The physical universe is subject to rational analysis and the methods of science. The spiritual universe is not. All of us have had experiences that are not subject to rational analysis. Besides religion, much of our art and our values and our personal relationships to other people spring from such experiences. I would argue, again, that the distinction between the spiritual and physical universes closely aligns with the axes of the personal and the impersonal. Events in the physical universe can be recorded with rulers and clocks and lie outside our bodies. Those measurements provide the evidence. Although many of us believe in a spiritual universe that hovers beyond our own personal being, the evidence of that universe is highly personal.
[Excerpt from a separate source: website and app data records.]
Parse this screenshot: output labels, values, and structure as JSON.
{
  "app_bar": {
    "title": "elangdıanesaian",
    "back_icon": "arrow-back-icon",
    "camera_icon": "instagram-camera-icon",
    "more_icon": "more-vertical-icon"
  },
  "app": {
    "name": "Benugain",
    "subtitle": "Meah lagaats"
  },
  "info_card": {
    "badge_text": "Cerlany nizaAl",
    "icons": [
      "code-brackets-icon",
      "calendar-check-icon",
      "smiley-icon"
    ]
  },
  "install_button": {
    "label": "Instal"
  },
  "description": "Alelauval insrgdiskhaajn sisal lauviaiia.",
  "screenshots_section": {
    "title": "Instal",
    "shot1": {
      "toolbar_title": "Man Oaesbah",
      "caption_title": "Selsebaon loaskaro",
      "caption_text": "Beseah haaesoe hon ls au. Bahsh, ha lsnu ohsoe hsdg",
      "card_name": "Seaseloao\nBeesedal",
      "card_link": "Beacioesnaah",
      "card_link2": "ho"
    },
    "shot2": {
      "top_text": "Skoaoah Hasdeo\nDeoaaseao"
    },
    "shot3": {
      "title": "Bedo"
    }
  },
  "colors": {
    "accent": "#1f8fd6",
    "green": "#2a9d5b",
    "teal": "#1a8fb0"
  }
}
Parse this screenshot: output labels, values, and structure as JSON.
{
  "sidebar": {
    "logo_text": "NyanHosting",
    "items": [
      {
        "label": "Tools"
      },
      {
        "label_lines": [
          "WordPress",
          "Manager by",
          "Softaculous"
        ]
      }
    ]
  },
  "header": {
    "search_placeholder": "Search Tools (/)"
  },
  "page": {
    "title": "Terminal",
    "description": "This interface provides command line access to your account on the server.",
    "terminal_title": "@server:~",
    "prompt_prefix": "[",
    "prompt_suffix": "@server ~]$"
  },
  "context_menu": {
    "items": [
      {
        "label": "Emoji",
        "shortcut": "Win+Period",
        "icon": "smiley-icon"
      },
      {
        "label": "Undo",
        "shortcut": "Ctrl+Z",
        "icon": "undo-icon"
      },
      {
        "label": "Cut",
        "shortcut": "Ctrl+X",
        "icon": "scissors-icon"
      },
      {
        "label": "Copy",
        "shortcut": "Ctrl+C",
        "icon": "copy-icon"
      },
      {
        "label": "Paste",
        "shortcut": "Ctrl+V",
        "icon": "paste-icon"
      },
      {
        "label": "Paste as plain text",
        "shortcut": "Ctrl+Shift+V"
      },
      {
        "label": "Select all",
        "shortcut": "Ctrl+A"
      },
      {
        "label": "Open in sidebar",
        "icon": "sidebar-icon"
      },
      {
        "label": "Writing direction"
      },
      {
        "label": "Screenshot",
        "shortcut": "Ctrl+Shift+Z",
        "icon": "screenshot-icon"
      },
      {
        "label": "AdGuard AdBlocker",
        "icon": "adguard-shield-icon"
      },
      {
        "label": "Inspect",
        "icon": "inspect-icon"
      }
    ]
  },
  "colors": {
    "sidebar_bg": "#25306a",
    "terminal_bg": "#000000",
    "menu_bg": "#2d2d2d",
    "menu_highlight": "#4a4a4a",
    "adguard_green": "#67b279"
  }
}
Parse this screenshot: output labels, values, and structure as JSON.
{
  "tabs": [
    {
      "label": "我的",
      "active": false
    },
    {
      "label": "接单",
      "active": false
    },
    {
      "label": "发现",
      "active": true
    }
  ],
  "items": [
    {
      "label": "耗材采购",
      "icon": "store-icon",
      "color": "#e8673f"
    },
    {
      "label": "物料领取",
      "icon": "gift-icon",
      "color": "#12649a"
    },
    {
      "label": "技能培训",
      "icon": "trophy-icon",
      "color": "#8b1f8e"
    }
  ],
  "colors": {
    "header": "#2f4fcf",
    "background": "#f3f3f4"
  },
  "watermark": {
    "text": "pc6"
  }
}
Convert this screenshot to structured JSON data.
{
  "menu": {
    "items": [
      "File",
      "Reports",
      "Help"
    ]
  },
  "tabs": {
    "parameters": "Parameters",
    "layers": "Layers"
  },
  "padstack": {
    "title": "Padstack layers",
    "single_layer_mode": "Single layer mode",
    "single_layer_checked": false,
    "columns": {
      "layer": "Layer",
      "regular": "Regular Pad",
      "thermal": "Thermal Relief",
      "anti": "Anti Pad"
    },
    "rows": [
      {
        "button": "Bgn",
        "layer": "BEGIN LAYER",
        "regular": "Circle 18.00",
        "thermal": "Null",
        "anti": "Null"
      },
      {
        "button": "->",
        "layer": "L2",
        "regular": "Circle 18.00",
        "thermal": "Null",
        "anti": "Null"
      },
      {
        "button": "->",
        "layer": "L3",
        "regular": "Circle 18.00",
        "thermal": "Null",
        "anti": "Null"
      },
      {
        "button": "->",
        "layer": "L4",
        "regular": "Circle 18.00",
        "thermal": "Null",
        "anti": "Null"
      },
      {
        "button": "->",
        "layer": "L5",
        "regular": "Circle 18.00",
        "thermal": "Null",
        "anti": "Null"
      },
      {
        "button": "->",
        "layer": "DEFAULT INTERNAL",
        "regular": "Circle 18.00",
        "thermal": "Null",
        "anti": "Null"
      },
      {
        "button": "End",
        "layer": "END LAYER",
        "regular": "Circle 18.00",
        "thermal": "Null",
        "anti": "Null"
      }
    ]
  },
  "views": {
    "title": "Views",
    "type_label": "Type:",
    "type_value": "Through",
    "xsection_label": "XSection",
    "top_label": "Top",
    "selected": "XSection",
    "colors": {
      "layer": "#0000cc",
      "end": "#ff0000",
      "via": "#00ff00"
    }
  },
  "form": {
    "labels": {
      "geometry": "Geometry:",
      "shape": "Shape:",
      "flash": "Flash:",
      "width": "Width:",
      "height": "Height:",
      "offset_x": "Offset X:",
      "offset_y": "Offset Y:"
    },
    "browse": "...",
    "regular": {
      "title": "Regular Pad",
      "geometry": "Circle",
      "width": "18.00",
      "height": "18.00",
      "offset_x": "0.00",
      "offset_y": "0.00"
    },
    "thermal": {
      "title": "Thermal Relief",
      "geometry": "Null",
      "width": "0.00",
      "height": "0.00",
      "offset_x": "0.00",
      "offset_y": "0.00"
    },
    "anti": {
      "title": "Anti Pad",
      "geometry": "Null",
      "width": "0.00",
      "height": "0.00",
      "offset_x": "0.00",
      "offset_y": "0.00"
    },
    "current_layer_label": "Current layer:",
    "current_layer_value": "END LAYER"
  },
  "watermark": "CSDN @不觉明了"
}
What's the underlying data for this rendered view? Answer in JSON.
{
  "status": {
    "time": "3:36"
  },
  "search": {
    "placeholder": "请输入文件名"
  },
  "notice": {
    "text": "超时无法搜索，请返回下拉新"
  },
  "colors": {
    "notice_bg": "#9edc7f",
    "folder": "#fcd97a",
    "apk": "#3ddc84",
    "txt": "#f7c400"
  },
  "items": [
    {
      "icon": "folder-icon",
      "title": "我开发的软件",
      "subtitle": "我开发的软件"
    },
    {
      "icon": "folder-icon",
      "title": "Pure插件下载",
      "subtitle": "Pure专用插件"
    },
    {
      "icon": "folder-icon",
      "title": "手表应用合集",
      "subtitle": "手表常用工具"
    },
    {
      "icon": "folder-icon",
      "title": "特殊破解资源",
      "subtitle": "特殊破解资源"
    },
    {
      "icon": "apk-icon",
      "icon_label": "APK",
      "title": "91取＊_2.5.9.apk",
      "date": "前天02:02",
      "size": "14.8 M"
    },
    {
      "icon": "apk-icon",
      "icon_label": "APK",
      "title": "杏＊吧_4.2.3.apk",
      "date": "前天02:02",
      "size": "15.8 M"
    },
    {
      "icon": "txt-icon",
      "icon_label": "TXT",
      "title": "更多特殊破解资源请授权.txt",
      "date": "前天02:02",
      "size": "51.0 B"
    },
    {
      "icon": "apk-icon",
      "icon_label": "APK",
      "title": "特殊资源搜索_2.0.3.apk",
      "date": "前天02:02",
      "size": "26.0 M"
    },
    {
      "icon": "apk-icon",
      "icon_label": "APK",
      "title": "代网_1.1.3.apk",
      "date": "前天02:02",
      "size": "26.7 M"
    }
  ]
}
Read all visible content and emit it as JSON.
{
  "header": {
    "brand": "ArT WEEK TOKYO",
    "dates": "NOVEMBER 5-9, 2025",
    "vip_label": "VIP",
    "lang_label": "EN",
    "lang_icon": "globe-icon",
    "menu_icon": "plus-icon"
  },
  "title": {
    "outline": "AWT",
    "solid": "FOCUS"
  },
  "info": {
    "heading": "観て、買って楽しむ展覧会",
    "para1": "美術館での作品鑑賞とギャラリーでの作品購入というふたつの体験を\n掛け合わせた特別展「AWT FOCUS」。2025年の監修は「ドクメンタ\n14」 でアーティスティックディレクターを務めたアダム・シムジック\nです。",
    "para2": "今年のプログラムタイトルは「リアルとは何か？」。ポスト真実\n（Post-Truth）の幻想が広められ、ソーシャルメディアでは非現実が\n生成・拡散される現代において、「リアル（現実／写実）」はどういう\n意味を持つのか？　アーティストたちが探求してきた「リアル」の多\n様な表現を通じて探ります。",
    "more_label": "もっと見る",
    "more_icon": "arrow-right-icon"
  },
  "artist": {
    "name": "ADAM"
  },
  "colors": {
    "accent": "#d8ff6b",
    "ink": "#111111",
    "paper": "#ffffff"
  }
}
The physical and spiritual universes each have their own domains and their own limitations. The question of the age of planet Earth, for example, falls squarely in the domain of science, since there are reliable tests we can perform, such as using the rate of disintegration of radioactive rocks, to determine a definitive answer. Such questions as “What is the nature of love?” or “Is it moral to kill another person in time of war?” or “Does God exist?” lie outside the bounds of science, but fall well within the realm of religion.
I am impatient with people, like Richard Dawkins, who try to disprove the existence of God with scientific arguments. Science can never prove or disprove the existence of God, because God, as understood by most religions, is not subject to rational analysis. I am equally impatient with people who make statements about the physical universe that violate physical evidence and the known laws of nature. Knowingly or not, we all depend on the consistent operation of the laws of nature in the physical universe day after day. For example, when we board an airplane, allow ourselves to be lifted thousands of feet in the air, and hope to land safely at the other end. Or when we stand in line to receive a vaccination against the next season’s influenza.
Some people believe that there is no distinction between the spiritual and physical universes, no distinction between the inner and the outer, between the subjective and the objective, between the miraculous and the rational. I need such distinctions to make sense of my spiritual and scientific lives. For me, there is room for both a spiritual universe and a physical universe, just as there is room for both religion and science. Each universe has it own power. Each has it own beauty and mystery. A Presbyterian minister recently said to me that science and religion share a sense of wonder. I agree.
Alan Lightman, born and raised in Memphis, is a theoretical physicist and adjunct professor of humanities at the Massachusetts Institute of Technology. He is the author of several books, including “Einstein’s Dreams.” His new novel, “Mr. g,” is the story of creation as told by God.